**Task description**
Using the data below, determine the number of lines that include the string "this". Write only that number.

**Supplied records**
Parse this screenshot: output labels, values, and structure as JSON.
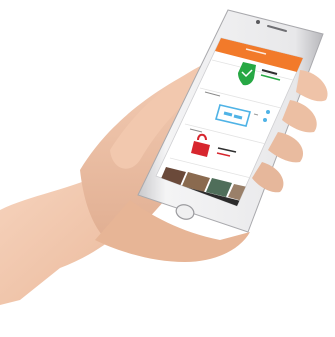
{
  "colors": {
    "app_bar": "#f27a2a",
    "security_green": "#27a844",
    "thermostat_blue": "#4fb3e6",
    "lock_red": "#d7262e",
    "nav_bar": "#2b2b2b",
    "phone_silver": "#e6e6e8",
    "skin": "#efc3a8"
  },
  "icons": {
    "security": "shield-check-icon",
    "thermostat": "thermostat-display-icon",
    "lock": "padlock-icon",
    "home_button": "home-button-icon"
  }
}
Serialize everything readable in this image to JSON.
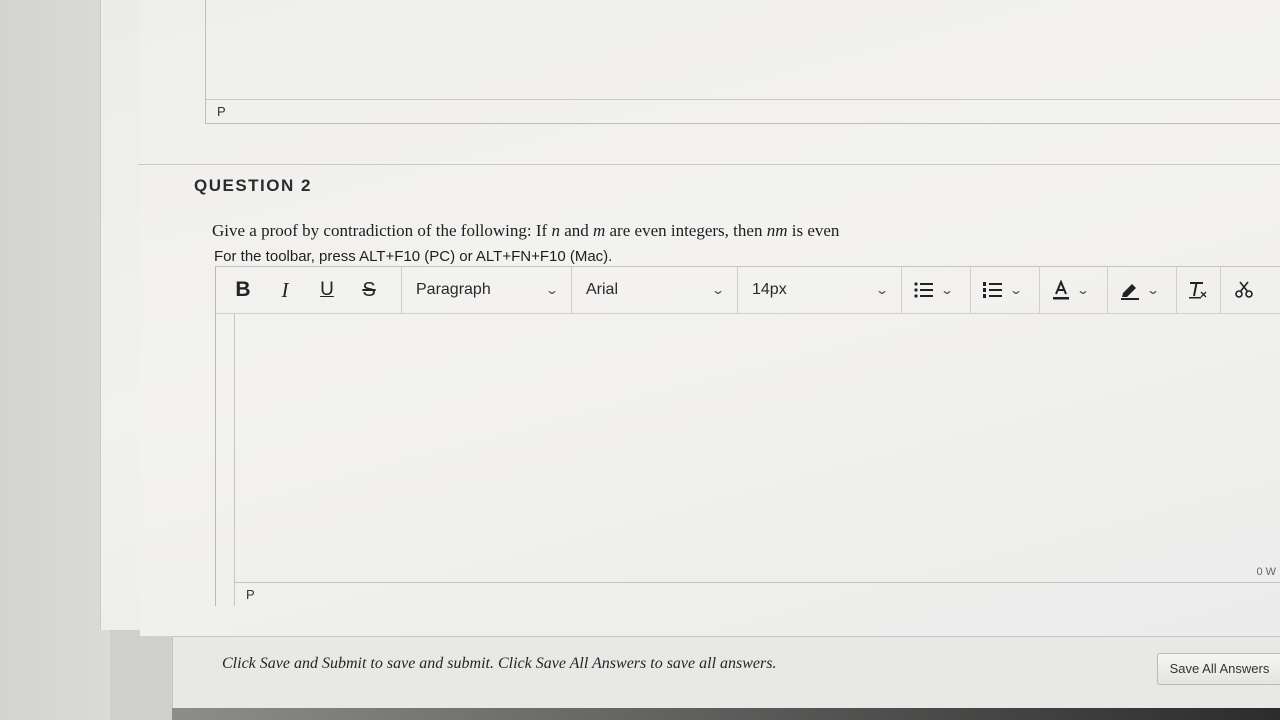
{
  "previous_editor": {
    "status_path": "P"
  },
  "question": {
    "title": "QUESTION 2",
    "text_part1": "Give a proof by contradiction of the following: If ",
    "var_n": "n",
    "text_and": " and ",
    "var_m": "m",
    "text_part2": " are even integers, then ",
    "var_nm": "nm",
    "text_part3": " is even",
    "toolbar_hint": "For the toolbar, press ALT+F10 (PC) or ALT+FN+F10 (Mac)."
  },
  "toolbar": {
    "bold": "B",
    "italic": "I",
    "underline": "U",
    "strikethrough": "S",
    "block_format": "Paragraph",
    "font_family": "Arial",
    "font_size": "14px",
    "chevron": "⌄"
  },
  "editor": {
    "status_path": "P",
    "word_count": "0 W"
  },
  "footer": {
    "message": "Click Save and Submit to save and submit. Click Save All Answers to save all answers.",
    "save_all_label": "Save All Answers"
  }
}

**Worked solution**
2